Data records for software interfaces:
□ □ □ □ □ □ □

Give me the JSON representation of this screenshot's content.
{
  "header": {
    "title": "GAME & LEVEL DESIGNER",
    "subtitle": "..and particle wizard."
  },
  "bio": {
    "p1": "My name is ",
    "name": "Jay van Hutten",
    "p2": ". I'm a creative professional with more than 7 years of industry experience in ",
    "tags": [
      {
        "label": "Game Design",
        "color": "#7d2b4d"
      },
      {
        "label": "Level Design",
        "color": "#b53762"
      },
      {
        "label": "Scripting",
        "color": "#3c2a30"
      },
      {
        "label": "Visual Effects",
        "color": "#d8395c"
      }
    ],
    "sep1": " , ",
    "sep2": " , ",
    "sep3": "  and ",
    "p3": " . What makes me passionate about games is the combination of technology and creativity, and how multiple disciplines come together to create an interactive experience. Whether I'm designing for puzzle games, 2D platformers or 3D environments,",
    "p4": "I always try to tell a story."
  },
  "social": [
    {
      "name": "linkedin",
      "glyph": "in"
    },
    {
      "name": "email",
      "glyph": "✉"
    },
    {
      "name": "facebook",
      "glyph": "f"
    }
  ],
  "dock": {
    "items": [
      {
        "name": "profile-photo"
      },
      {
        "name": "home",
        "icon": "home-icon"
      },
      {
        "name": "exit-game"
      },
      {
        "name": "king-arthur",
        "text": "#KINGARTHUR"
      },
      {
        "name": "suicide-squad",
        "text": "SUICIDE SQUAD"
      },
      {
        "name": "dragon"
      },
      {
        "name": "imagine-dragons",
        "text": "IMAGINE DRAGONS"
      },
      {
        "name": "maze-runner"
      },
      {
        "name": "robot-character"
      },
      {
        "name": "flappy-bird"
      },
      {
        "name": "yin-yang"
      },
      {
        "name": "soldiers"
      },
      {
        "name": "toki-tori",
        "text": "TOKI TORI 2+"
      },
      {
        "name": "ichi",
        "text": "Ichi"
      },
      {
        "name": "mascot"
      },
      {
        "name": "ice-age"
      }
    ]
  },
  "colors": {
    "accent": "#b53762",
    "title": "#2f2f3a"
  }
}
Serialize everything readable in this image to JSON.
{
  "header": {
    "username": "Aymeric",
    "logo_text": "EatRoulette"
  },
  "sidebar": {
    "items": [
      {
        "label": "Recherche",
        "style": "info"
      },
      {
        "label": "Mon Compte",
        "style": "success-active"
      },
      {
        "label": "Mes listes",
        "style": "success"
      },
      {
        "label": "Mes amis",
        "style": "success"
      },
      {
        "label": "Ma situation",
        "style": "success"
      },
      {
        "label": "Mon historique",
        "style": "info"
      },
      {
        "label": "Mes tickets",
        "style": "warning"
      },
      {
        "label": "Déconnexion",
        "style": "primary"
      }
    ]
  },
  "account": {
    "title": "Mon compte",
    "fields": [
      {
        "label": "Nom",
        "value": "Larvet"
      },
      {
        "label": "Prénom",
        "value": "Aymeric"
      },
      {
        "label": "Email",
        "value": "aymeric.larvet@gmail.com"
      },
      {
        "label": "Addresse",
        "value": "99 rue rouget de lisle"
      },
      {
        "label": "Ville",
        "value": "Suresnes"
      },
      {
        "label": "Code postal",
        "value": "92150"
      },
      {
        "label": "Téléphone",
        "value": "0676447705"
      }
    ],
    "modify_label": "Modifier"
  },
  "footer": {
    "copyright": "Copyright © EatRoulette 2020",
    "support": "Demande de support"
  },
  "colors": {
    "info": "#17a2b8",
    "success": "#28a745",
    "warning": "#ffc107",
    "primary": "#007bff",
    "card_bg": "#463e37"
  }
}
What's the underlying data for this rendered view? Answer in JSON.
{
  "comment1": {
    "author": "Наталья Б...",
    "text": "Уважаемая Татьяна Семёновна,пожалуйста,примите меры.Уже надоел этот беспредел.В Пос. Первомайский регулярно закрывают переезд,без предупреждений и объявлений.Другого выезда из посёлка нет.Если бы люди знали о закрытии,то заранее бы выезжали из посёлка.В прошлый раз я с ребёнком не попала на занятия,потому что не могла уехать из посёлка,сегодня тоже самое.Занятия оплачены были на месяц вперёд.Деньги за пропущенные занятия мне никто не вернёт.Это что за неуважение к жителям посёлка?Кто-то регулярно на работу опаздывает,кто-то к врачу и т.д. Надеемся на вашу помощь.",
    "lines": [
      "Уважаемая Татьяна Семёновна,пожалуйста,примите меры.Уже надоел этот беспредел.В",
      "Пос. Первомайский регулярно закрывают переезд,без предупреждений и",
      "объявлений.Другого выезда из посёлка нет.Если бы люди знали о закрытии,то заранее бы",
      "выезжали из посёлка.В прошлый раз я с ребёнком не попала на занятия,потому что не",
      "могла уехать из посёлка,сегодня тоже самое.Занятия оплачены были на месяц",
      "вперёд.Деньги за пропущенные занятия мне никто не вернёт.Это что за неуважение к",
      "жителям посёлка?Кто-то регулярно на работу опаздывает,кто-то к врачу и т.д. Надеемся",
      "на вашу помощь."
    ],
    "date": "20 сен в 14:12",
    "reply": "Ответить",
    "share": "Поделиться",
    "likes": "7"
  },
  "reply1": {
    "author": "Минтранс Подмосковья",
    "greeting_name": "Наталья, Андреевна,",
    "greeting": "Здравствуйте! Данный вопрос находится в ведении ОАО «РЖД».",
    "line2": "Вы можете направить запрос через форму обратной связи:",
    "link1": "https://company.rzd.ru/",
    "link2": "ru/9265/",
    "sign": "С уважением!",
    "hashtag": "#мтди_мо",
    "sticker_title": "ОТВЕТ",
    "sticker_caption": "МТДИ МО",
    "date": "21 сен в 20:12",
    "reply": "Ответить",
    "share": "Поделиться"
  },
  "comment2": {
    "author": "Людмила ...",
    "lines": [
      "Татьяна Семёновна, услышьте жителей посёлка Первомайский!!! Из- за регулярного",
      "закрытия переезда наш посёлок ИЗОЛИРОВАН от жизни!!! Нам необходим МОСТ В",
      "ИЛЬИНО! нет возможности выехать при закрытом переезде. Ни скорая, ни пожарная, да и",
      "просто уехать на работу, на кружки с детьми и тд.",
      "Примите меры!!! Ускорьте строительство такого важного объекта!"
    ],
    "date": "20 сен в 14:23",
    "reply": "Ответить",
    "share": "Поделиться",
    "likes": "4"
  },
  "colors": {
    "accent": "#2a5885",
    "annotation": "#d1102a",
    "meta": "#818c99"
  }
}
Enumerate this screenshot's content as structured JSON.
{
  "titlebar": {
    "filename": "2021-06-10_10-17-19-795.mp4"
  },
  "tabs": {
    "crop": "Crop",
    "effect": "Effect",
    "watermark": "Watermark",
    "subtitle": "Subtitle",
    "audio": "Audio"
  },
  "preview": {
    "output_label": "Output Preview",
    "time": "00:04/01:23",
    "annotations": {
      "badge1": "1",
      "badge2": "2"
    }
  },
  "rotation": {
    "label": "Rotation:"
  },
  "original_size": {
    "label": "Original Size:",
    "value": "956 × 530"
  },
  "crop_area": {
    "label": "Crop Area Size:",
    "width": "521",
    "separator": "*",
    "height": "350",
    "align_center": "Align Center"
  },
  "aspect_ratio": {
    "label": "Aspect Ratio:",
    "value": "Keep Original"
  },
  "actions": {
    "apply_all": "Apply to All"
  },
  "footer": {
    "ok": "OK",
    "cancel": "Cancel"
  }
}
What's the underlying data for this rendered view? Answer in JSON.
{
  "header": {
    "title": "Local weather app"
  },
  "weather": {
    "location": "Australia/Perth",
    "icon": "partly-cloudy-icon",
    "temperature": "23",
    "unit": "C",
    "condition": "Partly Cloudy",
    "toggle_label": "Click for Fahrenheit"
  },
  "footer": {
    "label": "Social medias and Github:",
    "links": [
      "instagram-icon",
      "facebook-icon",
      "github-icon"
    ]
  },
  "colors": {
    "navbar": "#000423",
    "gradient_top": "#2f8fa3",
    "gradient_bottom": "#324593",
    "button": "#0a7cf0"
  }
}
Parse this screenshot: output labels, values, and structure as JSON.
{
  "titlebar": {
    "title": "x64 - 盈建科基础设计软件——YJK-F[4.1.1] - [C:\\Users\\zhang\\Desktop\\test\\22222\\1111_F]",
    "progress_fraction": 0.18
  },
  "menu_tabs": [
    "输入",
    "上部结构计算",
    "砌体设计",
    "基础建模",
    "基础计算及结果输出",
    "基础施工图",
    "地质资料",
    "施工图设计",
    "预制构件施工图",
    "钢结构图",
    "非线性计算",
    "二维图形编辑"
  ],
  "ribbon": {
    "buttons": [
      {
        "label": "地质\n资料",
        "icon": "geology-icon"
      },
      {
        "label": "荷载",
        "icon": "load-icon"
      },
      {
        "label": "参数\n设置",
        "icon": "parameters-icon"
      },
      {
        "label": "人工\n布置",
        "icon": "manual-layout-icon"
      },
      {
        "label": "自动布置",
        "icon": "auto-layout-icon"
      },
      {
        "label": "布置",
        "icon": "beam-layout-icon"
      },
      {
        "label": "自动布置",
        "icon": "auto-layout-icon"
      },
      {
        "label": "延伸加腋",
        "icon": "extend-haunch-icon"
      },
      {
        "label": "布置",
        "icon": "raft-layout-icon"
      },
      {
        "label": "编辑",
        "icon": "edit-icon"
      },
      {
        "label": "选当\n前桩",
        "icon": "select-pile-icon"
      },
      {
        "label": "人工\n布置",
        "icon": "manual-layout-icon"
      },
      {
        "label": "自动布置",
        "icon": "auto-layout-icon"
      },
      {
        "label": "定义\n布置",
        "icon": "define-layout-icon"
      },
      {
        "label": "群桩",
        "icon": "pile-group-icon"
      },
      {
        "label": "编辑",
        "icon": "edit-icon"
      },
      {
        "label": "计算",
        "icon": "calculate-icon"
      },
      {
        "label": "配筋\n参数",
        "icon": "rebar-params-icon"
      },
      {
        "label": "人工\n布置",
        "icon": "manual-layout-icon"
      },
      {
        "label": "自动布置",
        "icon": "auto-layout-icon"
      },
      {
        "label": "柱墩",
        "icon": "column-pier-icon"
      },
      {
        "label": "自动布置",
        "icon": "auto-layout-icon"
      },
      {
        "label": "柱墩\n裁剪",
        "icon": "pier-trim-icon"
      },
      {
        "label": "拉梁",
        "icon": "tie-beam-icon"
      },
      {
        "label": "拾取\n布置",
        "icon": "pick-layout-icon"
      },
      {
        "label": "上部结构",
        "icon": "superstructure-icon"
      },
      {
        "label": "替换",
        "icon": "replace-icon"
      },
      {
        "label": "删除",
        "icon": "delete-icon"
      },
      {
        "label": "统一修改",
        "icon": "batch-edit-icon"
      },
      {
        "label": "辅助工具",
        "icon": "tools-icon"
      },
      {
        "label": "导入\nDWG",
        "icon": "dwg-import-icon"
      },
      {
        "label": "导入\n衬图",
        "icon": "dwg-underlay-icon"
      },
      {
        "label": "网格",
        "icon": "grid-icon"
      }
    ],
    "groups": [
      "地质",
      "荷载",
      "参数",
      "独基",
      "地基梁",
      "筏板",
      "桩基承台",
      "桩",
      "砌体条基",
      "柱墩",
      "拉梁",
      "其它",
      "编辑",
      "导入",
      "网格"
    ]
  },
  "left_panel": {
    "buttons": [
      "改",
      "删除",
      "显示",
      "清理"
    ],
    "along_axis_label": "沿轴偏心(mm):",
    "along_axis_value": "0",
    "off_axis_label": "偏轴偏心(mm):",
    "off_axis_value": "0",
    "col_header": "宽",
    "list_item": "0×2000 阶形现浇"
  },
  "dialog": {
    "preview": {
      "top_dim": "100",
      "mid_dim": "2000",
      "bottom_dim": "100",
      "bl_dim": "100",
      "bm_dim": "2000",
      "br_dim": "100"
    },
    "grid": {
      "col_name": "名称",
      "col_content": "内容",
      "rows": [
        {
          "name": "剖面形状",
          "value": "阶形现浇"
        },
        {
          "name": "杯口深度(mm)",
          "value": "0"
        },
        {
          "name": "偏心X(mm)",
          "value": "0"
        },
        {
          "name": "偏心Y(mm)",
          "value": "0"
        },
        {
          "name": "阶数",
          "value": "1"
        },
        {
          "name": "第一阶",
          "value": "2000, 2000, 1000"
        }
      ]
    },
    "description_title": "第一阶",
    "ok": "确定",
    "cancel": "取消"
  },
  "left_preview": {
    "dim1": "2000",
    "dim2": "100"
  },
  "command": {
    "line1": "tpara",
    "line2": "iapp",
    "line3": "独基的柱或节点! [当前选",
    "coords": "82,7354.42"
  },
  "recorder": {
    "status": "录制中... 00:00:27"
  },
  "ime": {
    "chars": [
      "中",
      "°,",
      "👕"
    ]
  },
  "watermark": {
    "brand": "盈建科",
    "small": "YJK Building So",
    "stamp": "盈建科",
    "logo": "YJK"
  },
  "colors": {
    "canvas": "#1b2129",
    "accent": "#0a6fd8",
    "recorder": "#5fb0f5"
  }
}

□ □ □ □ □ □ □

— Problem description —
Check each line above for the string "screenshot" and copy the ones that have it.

— Response to the task —
Give me the JSON representation of this screenshot's content.
Enumerate this screenshot's content as structured JSON.
Parse this screenshot: output labels, values, and structure as JSON.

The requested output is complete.